Pawlenty, who became the first top-flight Republican to form a presidential exploratory committee last week, said that he supported the U.S. airstrikes against the Libyan dictator, but would have acted sooner when rebel forces had "substantial momentum."
"Now we're in this position of having the president of the United States saying Kadafi must go, but we're not going to necessarily make him go. And that's untenable," he said.
Pawlenty's comments, in an interview on MSNBC's "Morning Joe," stand out because most of the other Republicans considered likely to seek the party's nomination have yet to respond to the president's speech Monday night.
There is a danger for would-be candidates seeking to match a uniquely presidential moment like Monday, a nationally televised address from the nation's commander in chief. The volatility of events in the Middle East and North Africa offer a particular challenge for a field without a clear foreign policy heavyweight.
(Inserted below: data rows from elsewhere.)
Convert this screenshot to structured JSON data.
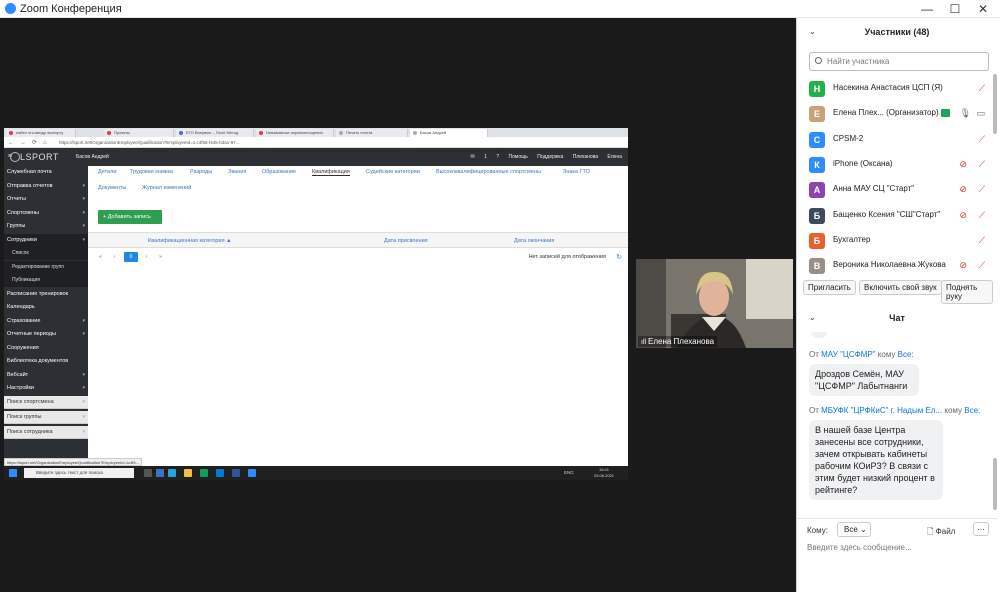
{
  "window": {
    "title": "Zoom Конференция",
    "controls": [
      "—",
      "☐",
      "✕"
    ]
  },
  "browser": {
    "tabs": [
      {
        "label": "найти что-вводу экспорту",
        "color": "#e04040"
      },
      {
        "label": "Проекты",
        "color": "#e04040"
      },
      {
        "label": "ЕГО Впервые – Поле Метод",
        "color": "#3b74c5"
      },
      {
        "label": "Невзаимные перевоплощения",
        "color": "#e04040"
      },
      {
        "label": "Печать отчета",
        "color": "#aaaaaa"
      },
      {
        "label": "Басов Андрей",
        "color": "#aaaaaa"
      }
    ],
    "url": "https://lsport.net/OrganizationEmployee/Qualification?EmployeeId=1.c4f55-f445-b3a1-97..."
  },
  "lsport": {
    "brand": "LSPORT",
    "user": "Басов Андрей",
    "right_items": "✉ 1   ? Помощь   Поддержка   Плеханова Елена",
    "sidebar": [
      {
        "label": "Служебная почта",
        "caret": false,
        "kind": "main"
      },
      {
        "label": "Отправка отчетов",
        "caret": true,
        "kind": "main"
      },
      {
        "label": "Отчеты",
        "caret": true,
        "kind": "main"
      },
      {
        "label": "Спортсмены",
        "caret": true,
        "kind": "main"
      },
      {
        "label": "Группы",
        "caret": true,
        "kind": "main"
      },
      {
        "label": "Сотрудники",
        "caret": true,
        "kind": "act"
      },
      {
        "label": "Список",
        "caret": false,
        "kind": "sub"
      },
      {
        "label": "Редактирование групп",
        "caret": false,
        "kind": "sub"
      },
      {
        "label": "Публикация",
        "caret": false,
        "kind": "sub"
      },
      {
        "label": "Расписание тренировок",
        "caret": false,
        "kind": "main"
      },
      {
        "label": "Календарь",
        "caret": false,
        "kind": "main"
      },
      {
        "label": "Страхование",
        "caret": true,
        "kind": "main"
      },
      {
        "label": "Отчетные периоды",
        "caret": true,
        "kind": "main"
      },
      {
        "label": "Сооружения",
        "caret": false,
        "kind": "main"
      },
      {
        "label": "Библиотека документов",
        "caret": false,
        "kind": "main"
      },
      {
        "label": "Вебсайт",
        "caret": true,
        "kind": "main"
      },
      {
        "label": "Настройки",
        "caret": true,
        "kind": "main"
      },
      {
        "label": "Поиск спортсмена",
        "caret": true,
        "kind": "search"
      },
      {
        "label": "Поиск группы",
        "caret": true,
        "kind": "search"
      },
      {
        "label": "Поиск сотрудника",
        "caret": true,
        "kind": "search"
      }
    ],
    "tabs_row1": [
      "Детали",
      "Трудовая книжка",
      "Разряды",
      "Звания",
      "Образование",
      "Квалификация",
      "Судейские категории",
      "Высококвалифицированные спортсмены",
      "Знака ГТО"
    ],
    "tabs_row2": [
      "Документы",
      "Журнал изменений"
    ],
    "selected_tab": "Квалификация",
    "add_button": "+ Добавить запись",
    "columns": [
      "Квалификационная категория ▲",
      "Дата присвоения",
      "Дата окончания"
    ],
    "pager": [
      "«",
      "‹",
      "0",
      "›",
      "»"
    ],
    "empty_text": "Нет записей для отображения",
    "status_url": "https://lsport.net/OrganizationEmployee/Qualification?EmployeeId=1c4f5..."
  },
  "taskbar": {
    "search": "Введите здесь текст для поиска",
    "time": "15:01",
    "date": "29.06.2021",
    "lang": "ENG"
  },
  "video": {
    "name": "Елена Плеханова"
  },
  "participants": {
    "title": "Участники (48)",
    "search_placeholder": "Найти участника",
    "list": [
      {
        "letter": "Н",
        "color": "#22b14c",
        "name": "Насекина Анастасия ЦСП (Я)",
        "mic_off": true,
        "cam_off": false,
        "mic_on": false,
        "host": false
      },
      {
        "letter": "Е",
        "color": "#c9a27a",
        "name": "Елена Плех... (Организатор)",
        "mic_off": false,
        "cam_off": false,
        "mic_on": true,
        "host": true
      },
      {
        "letter": "С",
        "color": "#2d8cff",
        "name": "CPSM-2",
        "mic_off": true,
        "cam_off": false,
        "mic_on": false,
        "host": false
      },
      {
        "letter": "К",
        "color": "#2d8cff",
        "name": "iPhone (Оксана)",
        "mic_off": true,
        "cam_off": true,
        "mic_on": false,
        "host": false
      },
      {
        "letter": "А",
        "color": "#8e44ad",
        "name": "Анна МАУ СЦ \"Старт\"",
        "mic_off": true,
        "cam_off": true,
        "mic_on": false,
        "host": false
      },
      {
        "letter": "Б",
        "color": "#3d4a5c",
        "name": "Бащенко Ксения \"СШ\"Старт\"",
        "mic_off": true,
        "cam_off": true,
        "mic_on": false,
        "host": false
      },
      {
        "letter": "Б",
        "color": "#e8602c",
        "name": "Бухгалтер",
        "mic_off": true,
        "cam_off": false,
        "mic_on": false,
        "host": false
      },
      {
        "letter": "В",
        "color": "#9a8f86",
        "name": "Вероника Николаевна Жукова",
        "mic_off": true,
        "cam_off": true,
        "mic_on": false,
        "host": false
      }
    ],
    "buttons": [
      "Пригласить",
      "Включить свой звук",
      "Поднять руку"
    ]
  },
  "chat": {
    "title": "Чат",
    "messages": [
      {
        "from": "МАУ \"ЦСФМР\"",
        "to": "Все:",
        "text": "Дроздов Семён, МАУ \"ЦСФМР\" Лабытнанги"
      },
      {
        "from": "МБУФК \"ЦРФКиС\" г. Надым Ел...",
        "to": "Все:",
        "text": "В нашей базе Центра занесены все сотрудники, зачем открывать кабинеты рабочим КОиРЗ? В связи с этим будет низкий процент в рейтинге?"
      }
    ],
    "from_prefix": "От",
    "to_word": "кому",
    "to_label": "Кому:",
    "to_value": "Все",
    "file_label": "Файл",
    "placeholder": "Введите здесь сообщение..."
  }
}
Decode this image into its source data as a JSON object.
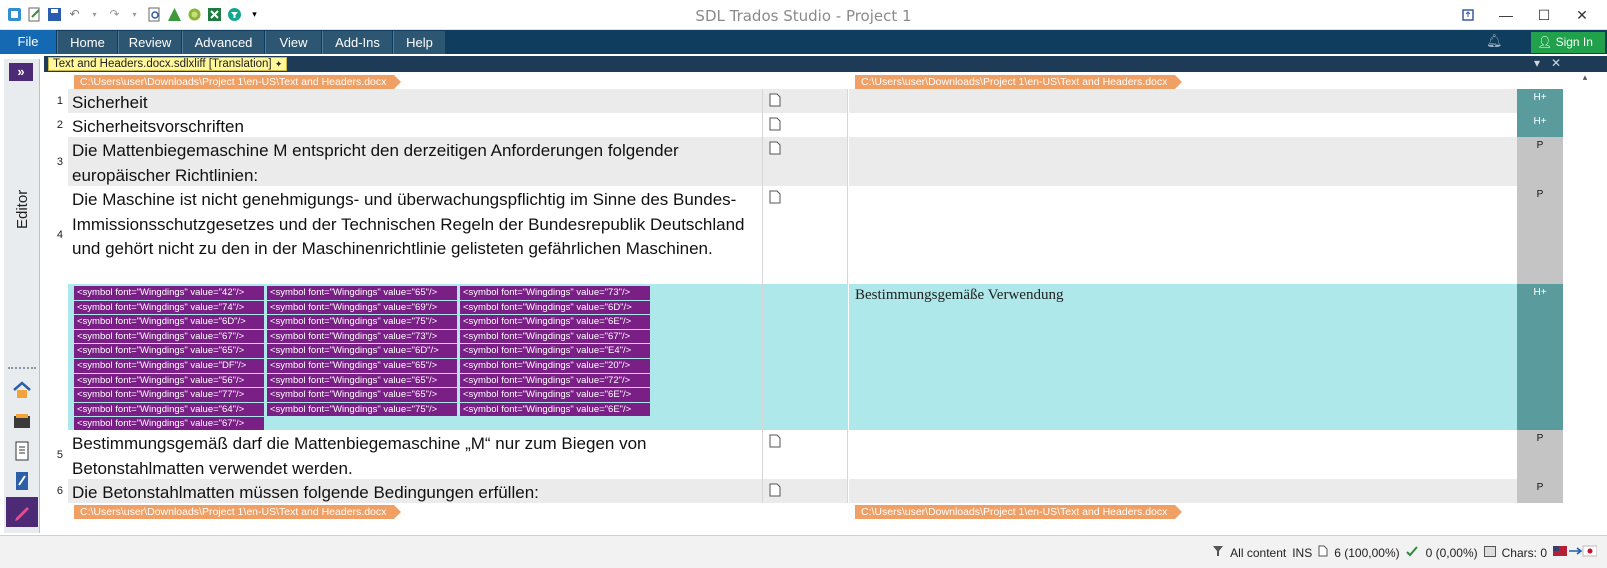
{
  "window": {
    "title": "SDL Trados Studio - Project 1"
  },
  "ribbon": {
    "file": "File",
    "tabs": [
      "Home",
      "Review",
      "Advanced",
      "View",
      "Add-Ins",
      "Help"
    ],
    "signin": "Sign In"
  },
  "sidebar": {
    "label": "Editor",
    "expand": "»"
  },
  "document": {
    "tab_label": "Text and Headers.docx.sdlxliff [Translation]"
  },
  "file_header": {
    "path": "C:\\Users\\user\\Downloads\\Project 1\\en-US\\Text and Headers.docx"
  },
  "segments": [
    {
      "num": "1",
      "source": "Sicherheit",
      "target": "",
      "badge": "H+"
    },
    {
      "num": "2",
      "source": "Sicherheitsvorschriften",
      "target": "",
      "badge": "H+"
    },
    {
      "num": "3",
      "source": "Die Mattenbiegemaschine M entspricht den derzeitigen Anforderungen folgender europäischer Richtlinien:",
      "target": "",
      "badge": "P"
    },
    {
      "num": "4",
      "source": "Die Maschine ist nicht genehmigungs- und überwachungspflichtig im Sinne des Bundes-Immissionsschutzgesetzes und der Technischen Regeln der Bundesrepublik Deutschland und gehört nicht zu den in der Maschinenrichtlinie gelisteten gefährlichen Maschinen.",
      "target": "",
      "badge": "P"
    },
    {
      "num": "",
      "source": "",
      "target": "Bestimmungsgemäße Verwendung",
      "badge": "H+"
    },
    {
      "num": "5",
      "source": "Bestimmungsgemäß darf die Mattenbiegemaschine „M“ nur zum Biegen von Betonstahlmatten verwendet werden.",
      "target": "",
      "badge": "P"
    },
    {
      "num": "6",
      "source": "Die Betonstahlmatten müssen folgende Bedingungen erfüllen:",
      "target": "",
      "badge": "P"
    }
  ],
  "tags": [
    "<symbol font=\"Wingdings\" value=\"42\"/>",
    "<symbol font=\"Wingdings\" value=\"65\"/>",
    "<symbol font=\"Wingdings\" value=\"73\"/>",
    "<symbol font=\"Wingdings\" value=\"74\"/>",
    "<symbol font=\"Wingdings\" value=\"69\"/>",
    "<symbol font=\"Wingdings\" value=\"6D\"/>",
    "<symbol font=\"Wingdings\" value=\"6D\"/>",
    "<symbol font=\"Wingdings\" value=\"75\"/>",
    "<symbol font=\"Wingdings\" value=\"6E\"/>",
    "<symbol font=\"Wingdings\" value=\"67\"/>",
    "<symbol font=\"Wingdings\" value=\"73\"/>",
    "<symbol font=\"Wingdings\" value=\"67\"/>",
    "<symbol font=\"Wingdings\" value=\"65\"/>",
    "<symbol font=\"Wingdings\" value=\"6D\"/>",
    "<symbol font=\"Wingdings\" value=\"E4\"/>",
    "<symbol font=\"Wingdings\" value=\"DF\"/>",
    "<symbol font=\"Wingdings\" value=\"65\"/>",
    "<symbol font=\"Wingdings\" value=\"20\"/>",
    "<symbol font=\"Wingdings\" value=\"56\"/>",
    "<symbol font=\"Wingdings\" value=\"65\"/>",
    "<symbol font=\"Wingdings\" value=\"72\"/>",
    "<symbol font=\"Wingdings\" value=\"77\"/>",
    "<symbol font=\"Wingdings\" value=\"65\"/>",
    "<symbol font=\"Wingdings\" value=\"6E\"/>",
    "<symbol font=\"Wingdings\" value=\"64\"/>",
    "<symbol font=\"Wingdings\" value=\"75\"/>",
    "<symbol font=\"Wingdings\" value=\"6E\"/>",
    "<symbol font=\"Wingdings\" value=\"67\"/>"
  ],
  "statusbar": {
    "filter": "All content",
    "mode": "INS",
    "segments": "6 (100,00%)",
    "confirmed": "0 (0,00%)",
    "chars": "Chars: 0"
  },
  "icons": {
    "filter": "funnel-icon",
    "segments": "document-icon",
    "confirmed": "check-pen-icon",
    "chars": "keyboard-icon",
    "language": "flag-icon"
  },
  "colors": {
    "ribbon": "#0f3d5e",
    "file_tab": "#1569b2",
    "signin": "#21a14c",
    "active_row": "#aee8ea",
    "tag": "#7a1f86",
    "file_header": "#f0a065",
    "badge_h": "#5a9b9e"
  }
}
Newt Gingrich, who is raising funds in anticipation of a presidential campaign, has been criticized for his seemingly contradictory positions regarding the situation in Libya. A spokesman said he was traveling Monday and would not be responding to Obama.
In his interview, Pawlenty did not seek to specifically rebut Obama's speech but offered a broader critique of his foreign policy.
"For the leader of the free world, the United States of America, it's not appropriate to be sitting on the sidelines and just watch history unfold without exerting some leadership," he said, later faulting Obama for the "subordination of American interests and power to the Arab League and the United Nations."
The party's last nominee has been more outspoken in reacting to the president's address.
On Fox News Channel on Tuesday, Sen. John McCain (R-Ariz.) called Obama's hesitance to advocate for regime change "incomprehensible."
"He obviously doesn't understand that if we don't overthrow Kadafi, we risk a stalemate," he said.
For his part, Obama will continue making his case Tuesday during a series of interviews with network anchors in New York, where he also is speaking at the dedication of the new United States mission to the United Nations.